Charles MacFarland, Ewingsdale
Mandy Nolan’s Soapbox (Echo, July 10) expressed concern that someone answered ‘to make money’ when asked about why he’s in business. I think a better answer would have been, ‘I do it to make money by providing a service or product the public wants.’
People who make money in business generally do so by providing something the public wants, so there’s not much point in criticising ‘making money’ unless, you think the product is bad.
Bill Gates and Jeff Bezos became the richest men in the world providing technology that lots of people want.
In some cases ‘making money’ might be criticised because the product itself is in some way bad. McDonald’s, for example, is often criticised for selling food that is considered bad for people.
When a company sells a product that is harmful, I believe the public that buys the product should share the blame. It is unrealistic to expect companies to spontaneously stop selling a product that is harmful but popular.
Climate change is the biggest issue facing humans today. It seems unrealistic to blame politicians and corporations for climate change without considering the role of the general public.
To me, climate change has always been a serious issue. I made sure I lived a short distance from my workplace so I didn’t waste a non-renewable resource and generate CO2. Others drove 20km or more to work, without signs of remorse.
I recently spoke to a doctor who lives in Potts Point because his wife works in the Gold Coast. They use 30km worth of petrol going to work. It didn’t seem to cross his mind there was anything wrong with this.
I’ve never heard anyone say that they thought about driving somewhere but didn’t, because of the petrol. Have you?
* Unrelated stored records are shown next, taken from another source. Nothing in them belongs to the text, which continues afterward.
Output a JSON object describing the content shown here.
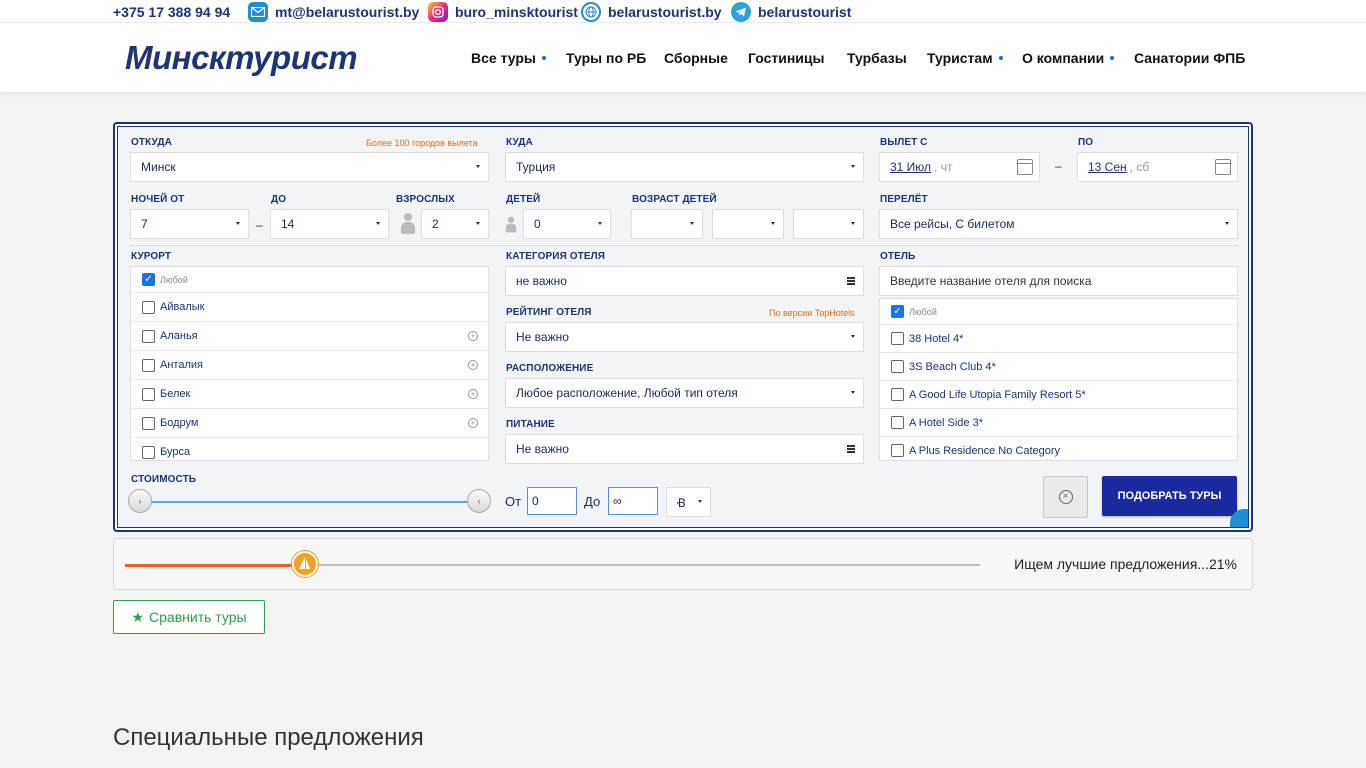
{
  "topbar": {
    "phone": "+375 17 388 94 94",
    "email": "mt@belarustourist.by",
    "instagram": "buro_minsktourist",
    "site": "belarustourist.by",
    "telegram": "belarustourist"
  },
  "header": {
    "logo_text": "Минсктурист",
    "nav": [
      "Все туры",
      "Туры по РБ",
      "Сборные",
      "Гостиницы",
      "Турбазы",
      "Туристам",
      "О компании",
      "Санатории ФПБ"
    ]
  },
  "form": {
    "from_label": "Откуда",
    "from_hint": "Более 100 городов вылета",
    "from_value": "Минск",
    "to_label": "Куда",
    "to_value": "Турция",
    "depart_label": "Вылет с",
    "depart_date": "31 Июл",
    "depart_day": ", чт",
    "until_label": "по",
    "until_date": "13 Сен",
    "until_day": ", сб",
    "date_dash": "–",
    "nights_from_label": "Ночей от",
    "nights_from": "7",
    "nights_dash": "–",
    "nights_to_label": "до",
    "nights_to": "14",
    "adults_label": "Взрослых",
    "adults": "2",
    "children_label": "Детей",
    "children": "0",
    "child_age_label": "Возраст детей",
    "flight_label": "Перелёт",
    "flight_value": "Все рейсы, С билетом",
    "resort_label": "Курорт",
    "resort_any": "Любой",
    "resorts": [
      "Айвалык",
      "Аланья",
      "Анталия",
      "Белек",
      "Бодрум",
      "Бурса"
    ],
    "category_label": "Категория отеля",
    "category_value": "не важно",
    "rating_label": "Рейтинг отеля",
    "rating_hint": "По версии TopHotels",
    "rating_value": "Не важно",
    "location_label": "Расположение",
    "location_value": "Любое расположение, Любой тип отеля",
    "meal_label": "Питание",
    "meal_value": "Не важно",
    "hotel_label": "Отель",
    "hotel_search_placeholder": "Введите название отеля для поиска",
    "hotel_any": "Любой",
    "hotels": [
      "38 Hotel 4*",
      "3S Beach Club 4*",
      "A Good Life Utopia Family Resort 5*",
      "A Hotel Side 3*",
      "A Plus Residence No Category"
    ],
    "price_label": "Стоимость",
    "price_from_label": "От",
    "price_from": "0",
    "price_to_label": "До",
    "price_to": "∞",
    "currency_symbol": "Ꞗ",
    "search_button": "Подобрать туры"
  },
  "progress": {
    "text": "Ищем лучшие предложения...21%",
    "percent": 21
  },
  "compare_button": "Сравнить туры",
  "special_title": "Специальные предложения"
}
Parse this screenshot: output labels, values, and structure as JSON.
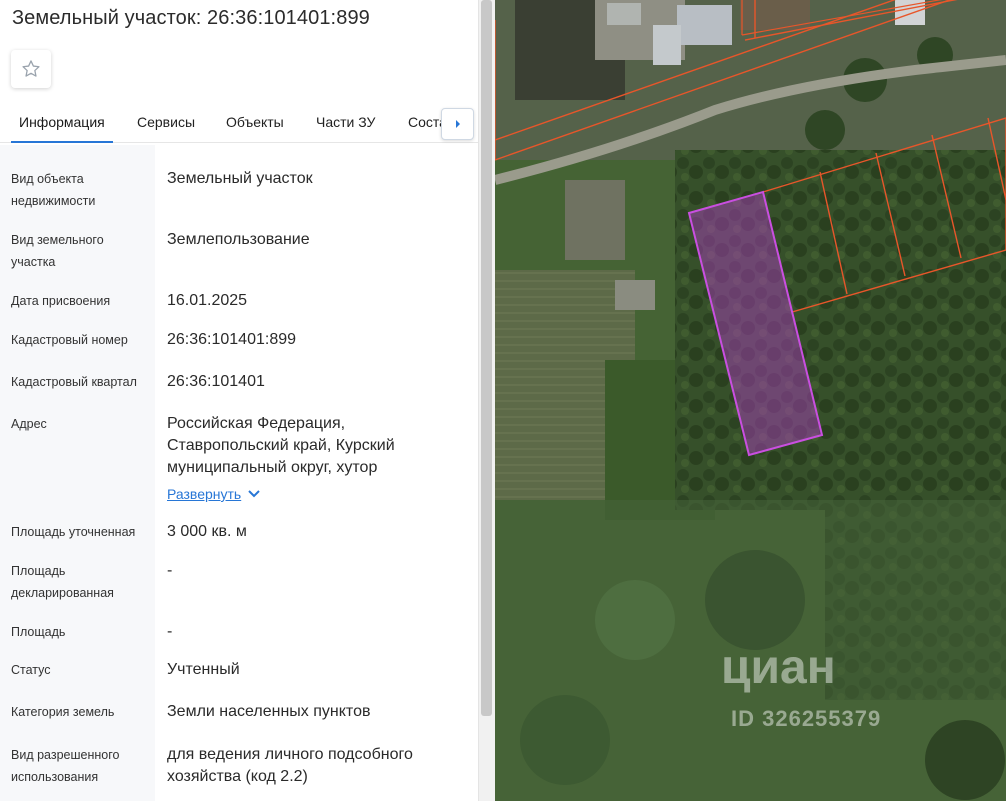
{
  "header": {
    "title": "Земельный участок: 26:36:101401:899"
  },
  "tabs": [
    {
      "label": "Информация"
    },
    {
      "label": "Сервисы"
    },
    {
      "label": "Объекты"
    },
    {
      "label": "Части ЗУ"
    },
    {
      "label": "Соста"
    }
  ],
  "info": [
    {
      "label": "Вид объекта недвижимости",
      "value": "Земельный участок"
    },
    {
      "label": "Вид земельного участка",
      "value": "Землепользование"
    },
    {
      "label": "Дата присвоения",
      "value": "16.01.2025"
    },
    {
      "label": "Кадастровый номер",
      "value": "26:36:101401:899"
    },
    {
      "label": "Кадастровый квартал",
      "value": "26:36:101401"
    },
    {
      "label": "Адрес",
      "value": "Российская Федерация, Ставропольский край, Курский муниципальный округ, хутор",
      "link": "Развернуть"
    },
    {
      "label": "Площадь уточненная",
      "value": "3 000 кв. м"
    },
    {
      "label": "Площадь декларированная",
      "value": "-"
    },
    {
      "label": "Площадь",
      "value": "-"
    },
    {
      "label": "Статус",
      "value": "Учтенный"
    },
    {
      "label": "Категория земель",
      "value": "Земли населенных пунктов"
    },
    {
      "label": "Вид разрешенного использования",
      "value": "для ведения личного подсобного хозяйства (код 2.2)"
    }
  ],
  "map": {
    "watermark_brand": "циан",
    "watermark_id": "ID 326255379",
    "colors": {
      "parcel_highlight": "#b43cc8",
      "parcel_border": "#e8562a",
      "vegetation": "#3f5a2c"
    }
  },
  "icons": {
    "favorite": "star-outline-icon",
    "next_tab": "chevron-right-icon",
    "expand": "chevron-down-icon"
  }
}
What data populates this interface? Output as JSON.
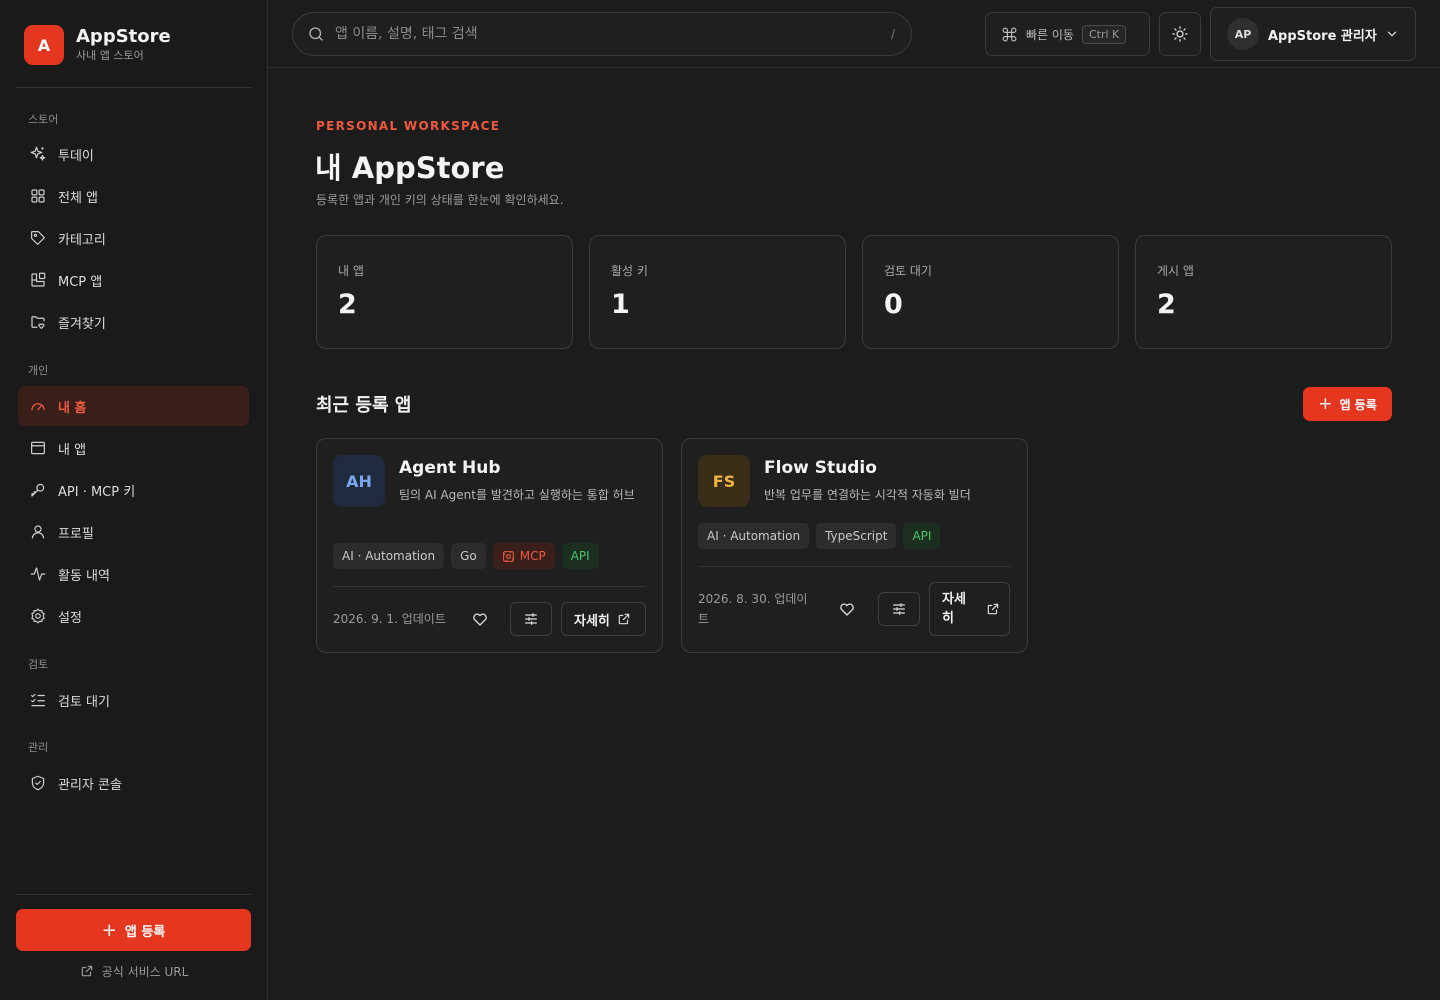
{
  "brand": {
    "logo_letter": "A",
    "name": "AppStore",
    "subtitle": "사내 앱 스토어",
    "accent": "#e5371f"
  },
  "sidebar": {
    "sections": [
      {
        "label": "스토어",
        "items": [
          {
            "label": "투데이",
            "icon": "sparkles-icon"
          },
          {
            "label": "전체 앱",
            "icon": "grid-icon"
          },
          {
            "label": "카테고리",
            "icon": "tag-icon"
          },
          {
            "label": "MCP 앱",
            "icon": "blocks-icon"
          },
          {
            "label": "즐겨찾기",
            "icon": "folder-heart-icon"
          }
        ]
      },
      {
        "label": "개인",
        "items": [
          {
            "label": "내 홈",
            "icon": "gauge-icon",
            "active": true
          },
          {
            "label": "내 앱",
            "icon": "window-icon"
          },
          {
            "label": "API · MCP 키",
            "icon": "key-icon"
          },
          {
            "label": "프로필",
            "icon": "user-icon"
          },
          {
            "label": "활동 내역",
            "icon": "activity-icon"
          },
          {
            "label": "설정",
            "icon": "gear-icon"
          }
        ]
      },
      {
        "label": "검토",
        "items": [
          {
            "label": "검토 대기",
            "icon": "list-checks-icon"
          }
        ]
      },
      {
        "label": "관리",
        "items": [
          {
            "label": "관리자 콘솔",
            "icon": "shield-icon"
          }
        ]
      }
    ],
    "cta_label": "앱 등록",
    "link_label": "공식 서비스 URL"
  },
  "topbar": {
    "search_placeholder": "앱 이름, 설명, 태그 검색",
    "search_shortcut": "/",
    "quick_nav_label": "빠른 이동",
    "quick_nav_shortcut": "Ctrl K",
    "account_initials": "AP",
    "account_name": "AppStore 관리자"
  },
  "main": {
    "eyebrow": "PERSONAL WORKSPACE",
    "title": "내 AppStore",
    "description": "등록한 앱과 개인 키의 상태를 한눈에 확인하세요.",
    "stats": [
      {
        "label": "내 앱",
        "value": "2"
      },
      {
        "label": "활성 키",
        "value": "1"
      },
      {
        "label": "검토 대기",
        "value": "0"
      },
      {
        "label": "게시 앱",
        "value": "2"
      }
    ],
    "recent_title": "최근 등록 앱",
    "add_label": "앱 등록",
    "apps": [
      {
        "initials": "AH",
        "name": "Agent Hub",
        "description": "팀의 AI Agent를 발견하고 실행하는 통합 허브",
        "icon_bg": "#1f2a3f",
        "icon_color": "#7aa6f0",
        "tags": [
          {
            "label": "AI · Automation",
            "kind": "default"
          },
          {
            "label": "Go",
            "kind": "default"
          },
          {
            "label": "MCP",
            "kind": "mcp"
          },
          {
            "label": "API",
            "kind": "api"
          }
        ],
        "updated": "2026. 9. 1. 업데이트",
        "detail_label": "자세히"
      },
      {
        "initials": "FS",
        "name": "Flow Studio",
        "description": "반복 업무를 연결하는 시각적 자동화 빌더",
        "icon_bg": "#3a2d17",
        "icon_color": "#f0b442",
        "tags": [
          {
            "label": "AI · Automation",
            "kind": "default"
          },
          {
            "label": "TypeScript",
            "kind": "default"
          },
          {
            "label": "API",
            "kind": "api"
          }
        ],
        "updated": "2026. 8. 30. 업데이트",
        "detail_label": "자세히"
      }
    ]
  }
}
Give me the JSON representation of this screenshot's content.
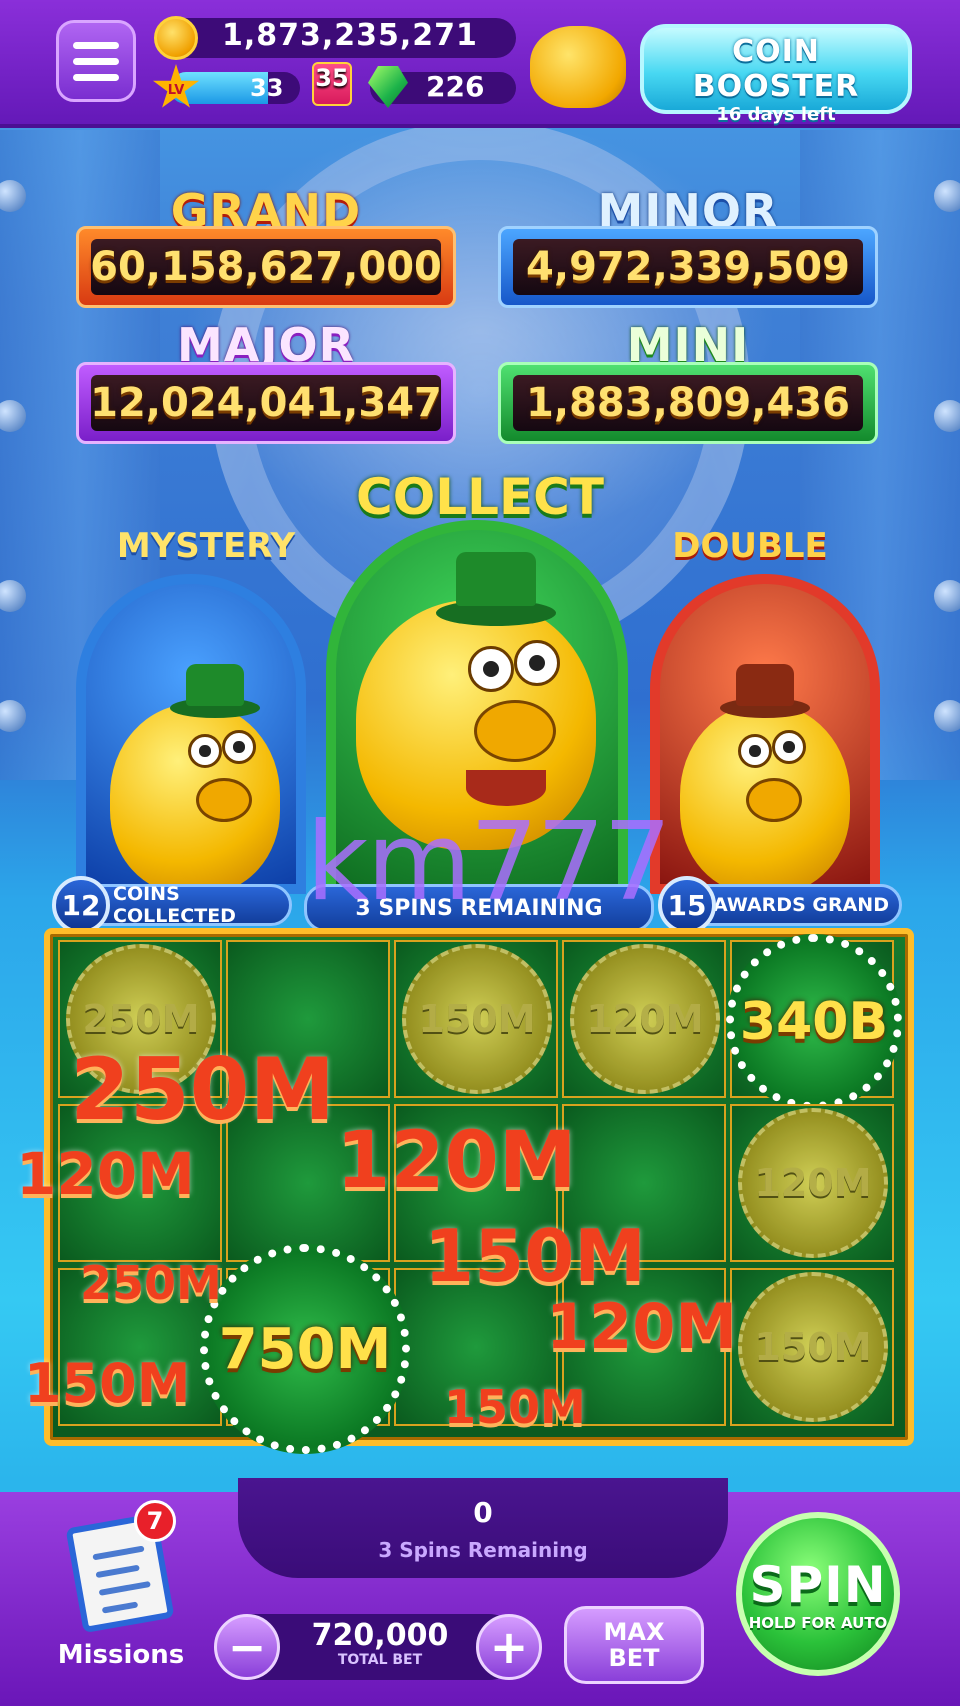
{
  "header": {
    "coins": "1,873,235,271",
    "level_badge": "LV",
    "level": "33",
    "xp_progress": 0.75,
    "gift_count": "35",
    "gems": "226",
    "booster_title": "COIN BOOSTER",
    "booster_subtitle": "16 days left"
  },
  "jackpots": {
    "grand": {
      "label": "GRAND",
      "value": "60,158,627,000"
    },
    "minor": {
      "label": "MINOR",
      "value": "4,972,339,509"
    },
    "major": {
      "label": "MAJOR",
      "value": "12,024,041,347"
    },
    "mini": {
      "label": "MINI",
      "value": "1,883,809,436"
    }
  },
  "features": {
    "mystery": "MYSTERY",
    "collect": "COLLECT",
    "double": "DOUBLE"
  },
  "status": {
    "coins_collected_count": "12",
    "coins_collected_label": "COINS COLLECTED",
    "spins_remaining_label": "3 SPINS REMAINING",
    "awards_grand_count": "15",
    "awards_grand_label": "AWARDS GRAND"
  },
  "watermark": "km777",
  "grid": {
    "r1c1": "250M",
    "r1c3": "150M",
    "r1c4": "120M",
    "r1c5": "340B",
    "r2c5": "120M",
    "r3c5": "150M",
    "center_chip": "750M"
  },
  "floating_awards": [
    "250M",
    "120M",
    "120M",
    "150M",
    "250M",
    "120M",
    "150M",
    "150M"
  ],
  "bottom": {
    "win_amount": "0",
    "spins_remaining": "3 Spins Remaining",
    "missions_badge": "7",
    "missions_label": "Missions",
    "total_bet": "720,000",
    "total_bet_label": "TOTAL BET",
    "minus": "−",
    "plus": "+",
    "max_bet_line1": "MAX",
    "max_bet_line2": "BET",
    "spin_label": "SPIN",
    "spin_sub": "HOLD FOR AUTO"
  }
}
As long as people keep buying petrol and expending it freely, they share the blame for the greenhouse gases.
We live in a democracy, but that means politicians are supposed to do what the people want. It’s pointless to try to force the politicians to take action on climate change while people prefer jobs, cars, and meatburgers to climate action.
When the general public starts eating vegan and driving thrifty cars and installing solar then perhaps we can scream at politicians and businesses. But I expect that then, businesses will start ‘making money’ by catering to what the public wants.